BEGIN RECORD SET

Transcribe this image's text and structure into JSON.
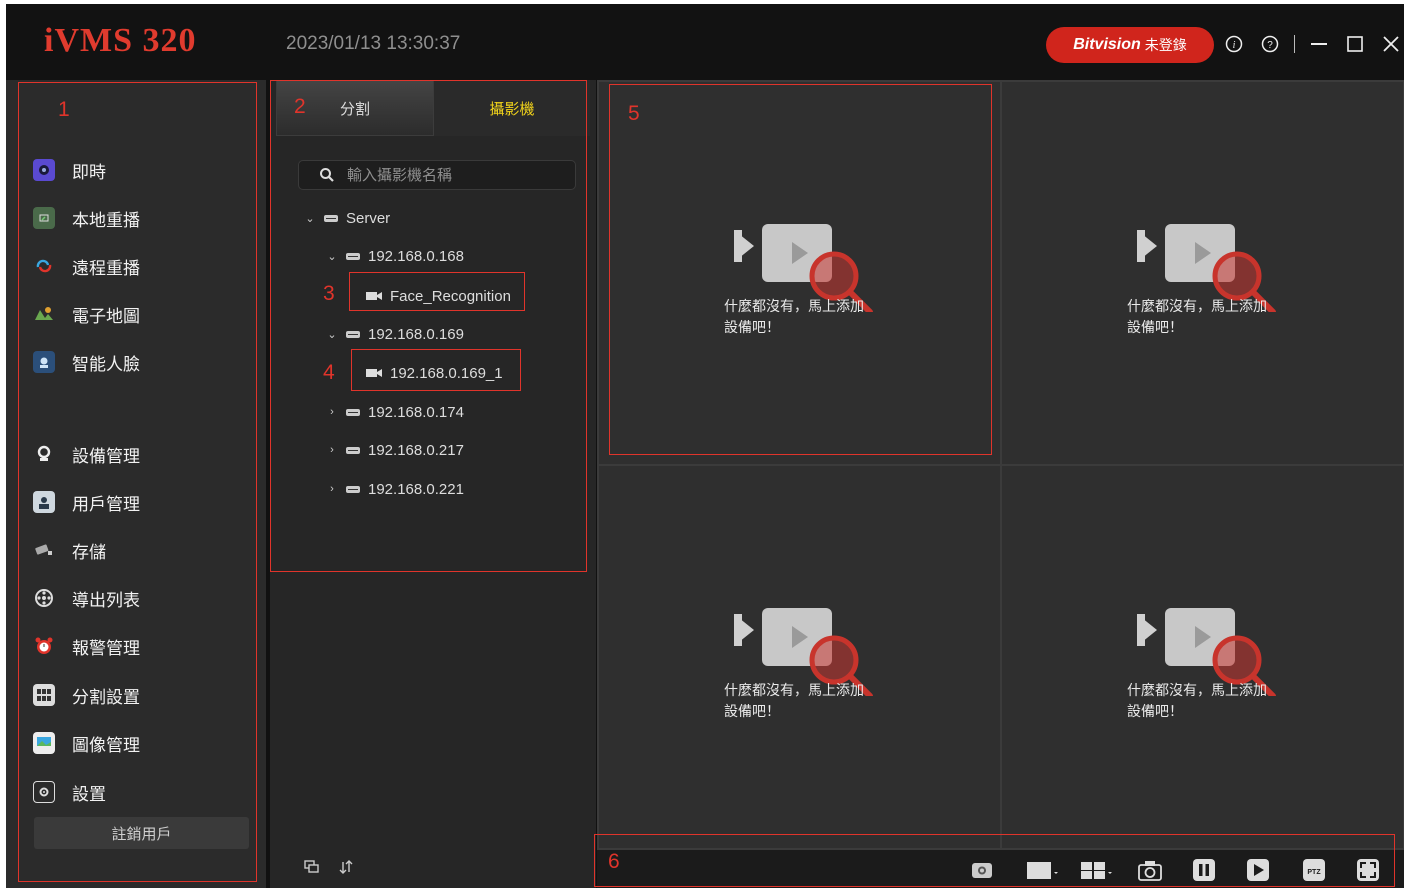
{
  "titlebar": {
    "app_title": "iVMS 320",
    "datetime": "2023/01/13 13:30:37",
    "brand": "Bitvision",
    "login_status": "未登錄",
    "icons": [
      "info-icon",
      "help-icon",
      "minimize-icon",
      "maximize-icon",
      "close-icon"
    ]
  },
  "sidebar": {
    "items": [
      {
        "label": "即時",
        "icon": "live-icon"
      },
      {
        "label": "本地重播",
        "icon": "local-playback-icon"
      },
      {
        "label": "遠程重播",
        "icon": "remote-playback-icon"
      },
      {
        "label": "電子地圖",
        "icon": "emap-icon"
      },
      {
        "label": "智能人臉",
        "icon": "face-icon"
      },
      {
        "label": "設備管理",
        "icon": "device-icon"
      },
      {
        "label": "用戶管理",
        "icon": "user-icon"
      },
      {
        "label": "存儲",
        "icon": "storage-icon"
      },
      {
        "label": "導出列表",
        "icon": "export-icon"
      },
      {
        "label": "報警管理",
        "icon": "alarm-icon"
      },
      {
        "label": "分割設置",
        "icon": "split-icon"
      },
      {
        "label": "圖像管理",
        "icon": "image-icon"
      },
      {
        "label": "設置",
        "icon": "settings-icon"
      }
    ],
    "logout_label": "註銷用戶"
  },
  "middle": {
    "tabs": [
      {
        "label": "分割"
      },
      {
        "label": "攝影機"
      }
    ],
    "search_placeholder": "輸入攝影機名稱",
    "tree": [
      {
        "label": "Server",
        "type": "server",
        "expanded": true
      },
      {
        "label": "192.168.0.168",
        "type": "nvr",
        "expanded": true
      },
      {
        "label": "Face_Recognition",
        "type": "camera"
      },
      {
        "label": "192.168.0.169",
        "type": "nvr",
        "expanded": true
      },
      {
        "label": "192.168.0.169_1",
        "type": "camera"
      },
      {
        "label": "192.168.0.174",
        "type": "nvr",
        "expanded": false
      },
      {
        "label": "192.168.0.217",
        "type": "nvr",
        "expanded": false
      },
      {
        "label": "192.168.0.221",
        "type": "nvr",
        "expanded": false
      }
    ]
  },
  "video": {
    "empty_line1": "什麼都沒有，馬上添加",
    "empty_line2": "設備吧！"
  },
  "toolbar": {
    "icons": [
      "record-icon",
      "layout-single-icon",
      "layout-quad-icon",
      "snapshot-icon",
      "pause-icon",
      "play-icon",
      "ptz-icon",
      "fullscreen-icon"
    ],
    "ptz_label": "PTZ"
  },
  "annotations": [
    "1",
    "2",
    "3",
    "4",
    "5",
    "6"
  ],
  "colors": {
    "accent": "#e03b2e",
    "active_tab": "#f0d21b",
    "brand_pill": "#d0251c"
  }
}
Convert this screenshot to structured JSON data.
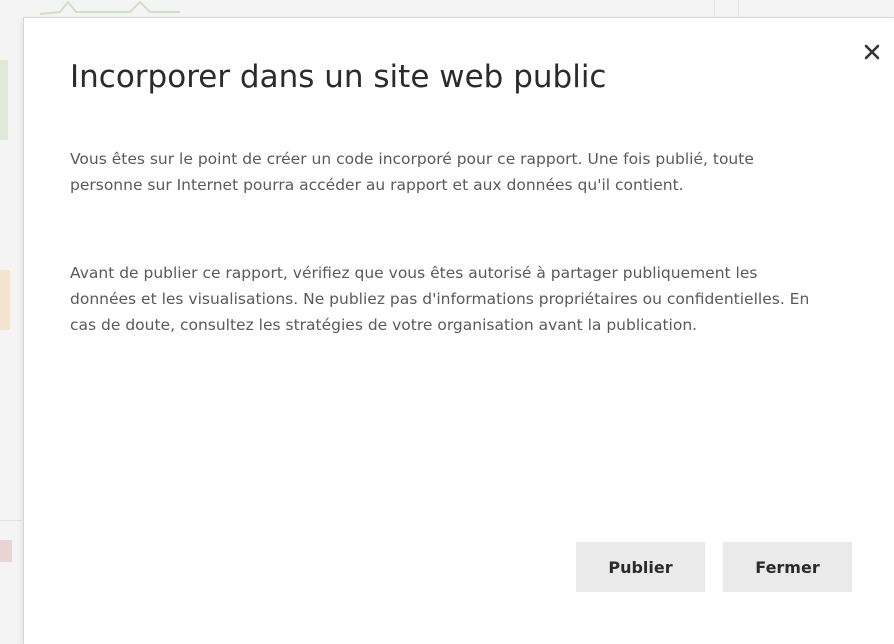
{
  "dialog": {
    "title": "Incorporer dans un site web public",
    "paragraph_1": "Vous êtes sur le point de créer un code incorporé pour ce rapport. Une fois publié, toute personne sur Internet pourra accéder au rapport et aux données qu'il contient.",
    "paragraph_2": "Avant de publier ce rapport, vérifiez que vous êtes autorisé à partager publiquement les données et les visualisations. Ne publiez pas d'informations propriétaires ou confidentielles. En cas de doute, consultez les stratégies de votre organisation avant la publication.",
    "close_icon": "close-icon",
    "buttons": {
      "publish_label": "Publier",
      "close_label": "Fermer"
    }
  },
  "colors": {
    "title_text": "#2b2b2b",
    "body_text": "#5a5a5a",
    "button_bg": "#eaeaea",
    "dialog_bg": "#ffffff"
  }
}
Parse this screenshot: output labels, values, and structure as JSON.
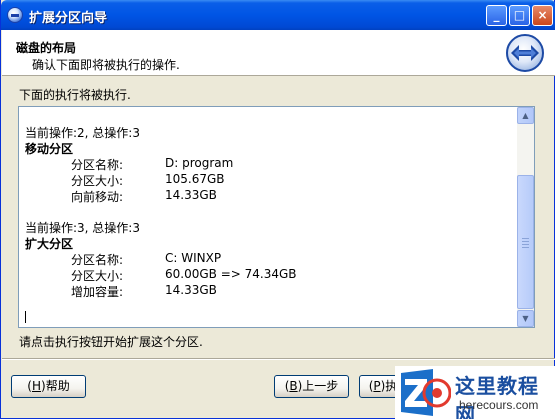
{
  "window": {
    "title": "扩展分区向导"
  },
  "titlebar_buttons": {
    "minimize": "_",
    "maximize": "□",
    "close": "×"
  },
  "header": {
    "title": "磁盘的布局",
    "subtitle": "确认下面即将被执行的操作."
  },
  "intro_text": "下面的执行将被执行.",
  "operations": [
    {
      "header": "当前操作:2, 总操作:3",
      "title": "移动分区",
      "fields": [
        {
          "label": "分区名称:",
          "value": "D: program"
        },
        {
          "label": "分区大小:",
          "value": "105.67GB"
        },
        {
          "label": "向前移动:",
          "value": "14.33GB"
        }
      ]
    },
    {
      "header": "当前操作:3, 总操作:3",
      "title": "扩大分区",
      "fields": [
        {
          "label": "分区名称:",
          "value": "C: WINXP"
        },
        {
          "label": "分区大小:",
          "value": "60.00GB => 74.34GB"
        },
        {
          "label": "增加容量:",
          "value": "14.33GB"
        }
      ]
    }
  ],
  "scrollbar": {
    "up_arrow": "▲",
    "down_arrow": "▼"
  },
  "status_text": "请点击执行按钮开始扩展这个分区.",
  "buttons": {
    "help": {
      "prefix": "(",
      "hotkey": "H",
      "suffix": ")帮助"
    },
    "back": {
      "prefix": "(",
      "hotkey": "B",
      "suffix": ")上一步"
    },
    "next": {
      "prefix": "(",
      "hotkey": "P",
      "suffix": ")执"
    }
  },
  "watermark": {
    "title": "这里教程网",
    "url": "herecours.com"
  },
  "colors": {
    "titlebar": "#0055e5",
    "dialog_bg": "#ece9d8",
    "watermark_blue": "#1b4fa0"
  }
}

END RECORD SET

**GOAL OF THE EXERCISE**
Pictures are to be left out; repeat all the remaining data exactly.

**RESULT**
Transcribe this image's text and structure into JSON.
{
  "titlebar": {
    "app_title": "iVMS 320",
    "datetime": "2023/01/13 13:30:37",
    "brand": "Bitvision",
    "login_status": "未登錄",
    "icons": [
      "info-icon",
      "help-icon",
      "minimize-icon",
      "maximize-icon",
      "close-icon"
    ]
  },
  "sidebar": {
    "items": [
      {
        "label": "即時",
        "icon": "live-icon"
      },
      {
        "label": "本地重播",
        "icon": "local-playback-icon"
      },
      {
        "label": "遠程重播",
        "icon": "remote-playback-icon"
      },
      {
        "label": "電子地圖",
        "icon": "emap-icon"
      },
      {
        "label": "智能人臉",
        "icon": "face-icon"
      },
      {
        "label": "設備管理",
        "icon": "device-icon"
      },
      {
        "label": "用戶管理",
        "icon": "user-icon"
      },
      {
        "label": "存儲",
        "icon": "storage-icon"
      },
      {
        "label": "導出列表",
        "icon": "export-icon"
      },
      {
        "label": "報警管理",
        "icon": "alarm-icon"
      },
      {
        "label": "分割設置",
        "icon": "split-icon"
      },
      {
        "label": "圖像管理",
        "icon": "image-icon"
      },
      {
        "label": "設置",
        "icon": "settings-icon"
      }
    ],
    "logout_label": "註銷用戶"
  },
  "middle": {
    "tabs": [
      {
        "label": "分割"
      },
      {
        "label": "攝影機"
      }
    ],
    "search_placeholder": "輸入攝影機名稱",
    "tree": [
      {
        "label": "Server",
        "type": "server",
        "expanded": true
      },
      {
        "label": "192.168.0.168",
        "type": "nvr",
        "expanded": true
      },
      {
        "label": "Face_Recognition",
        "type": "camera"
      },
      {
        "label": "192.168.0.169",
        "type": "nvr",
        "expanded": true
      },
      {
        "label": "192.168.0.169_1",
        "type": "camera"
      },
      {
        "label": "192.168.0.174",
        "type": "nvr",
        "expanded": false
      },
      {
        "label": "192.168.0.217",
        "type": "nvr",
        "expanded": false
      },
      {
        "label": "192.168.0.221",
        "type": "nvr",
        "expanded": false
      }
    ]
  },
  "video": {
    "empty_line1": "什麼都沒有，馬上添加",
    "empty_line2": "設備吧！"
  },
  "toolbar": {
    "icons": [
      "record-icon",
      "layout-single-icon",
      "layout-quad-icon",
      "snapshot-icon",
      "pause-icon",
      "play-icon",
      "ptz-icon",
      "fullscreen-icon"
    ],
    "ptz_label": "PTZ"
  },
  "annotations": [
    "1",
    "2",
    "3",
    "4",
    "5",
    "6"
  ],
  "colors": {
    "accent": "#e03b2e",
    "active_tab": "#f0d21b",
    "brand_pill": "#d0251c"
  }
}
Convert this screenshot to structured JSON data.
{
  "dialog": {
    "title": "Incorporer dans un site web public",
    "paragraph_1": "Vous êtes sur le point de créer un code incorporé pour ce rapport. Une fois publié, toute personne sur Internet pourra accéder au rapport et aux données qu'il contient.",
    "paragraph_2": "Avant de publier ce rapport, vérifiez que vous êtes autorisé à partager publiquement les données et les visualisations. Ne publiez pas d'informations propriétaires ou confidentielles. En cas de doute, consultez les stratégies de votre organisation avant la publication.",
    "close_icon": "close-icon",
    "buttons": {
      "publish_label": "Publier",
      "close_label": "Fermer"
    }
  },
  "colors": {
    "title_text": "#2b2b2b",
    "body_text": "#5a5a5a",
    "button_bg": "#eaeaea",
    "dialog_bg": "#ffffff"
  }
}
Parse this screenshot: output labels, values, and structure as JSON.
{
  "window": {
    "title": "扩展分区向导"
  },
  "titlebar_buttons": {
    "minimize": "_",
    "maximize": "□",
    "close": "×"
  },
  "header": {
    "title": "磁盘的布局",
    "subtitle": "确认下面即将被执行的操作."
  },
  "intro_text": "下面的执行将被执行.",
  "operations": [
    {
      "header": "当前操作:2, 总操作:3",
      "title": "移动分区",
      "fields": [
        {
          "label": "分区名称:",
          "value": "D: program"
        },
        {
          "label": "分区大小:",
          "value": "105.67GB"
        },
        {
          "label": "向前移动:",
          "value": "14.33GB"
        }
      ]
    },
    {
      "header": "当前操作:3, 总操作:3",
      "title": "扩大分区",
      "fields": [
        {
          "label": "分区名称:",
          "value": "C: WINXP"
        },
        {
          "label": "分区大小:",
          "value": "60.00GB => 74.34GB"
        },
        {
          "label": "增加容量:",
          "value": "14.33GB"
        }
      ]
    }
  ],
  "scrollbar": {
    "up_arrow": "▲",
    "down_arrow": "▼"
  },
  "status_text": "请点击执行按钮开始扩展这个分区.",
  "buttons": {
    "help": {
      "prefix": "(",
      "hotkey": "H",
      "suffix": ")帮助"
    },
    "back": {
      "prefix": "(",
      "hotkey": "B",
      "suffix": ")上一步"
    },
    "next": {
      "prefix": "(",
      "hotkey": "P",
      "suffix": ")执"
    }
  },
  "watermark": {
    "title": "这里教程网",
    "url": "herecours.com"
  },
  "colors": {
    "titlebar": "#0055e5",
    "dialog_bg": "#ece9d8",
    "watermark_blue": "#1b4fa0"
  }
}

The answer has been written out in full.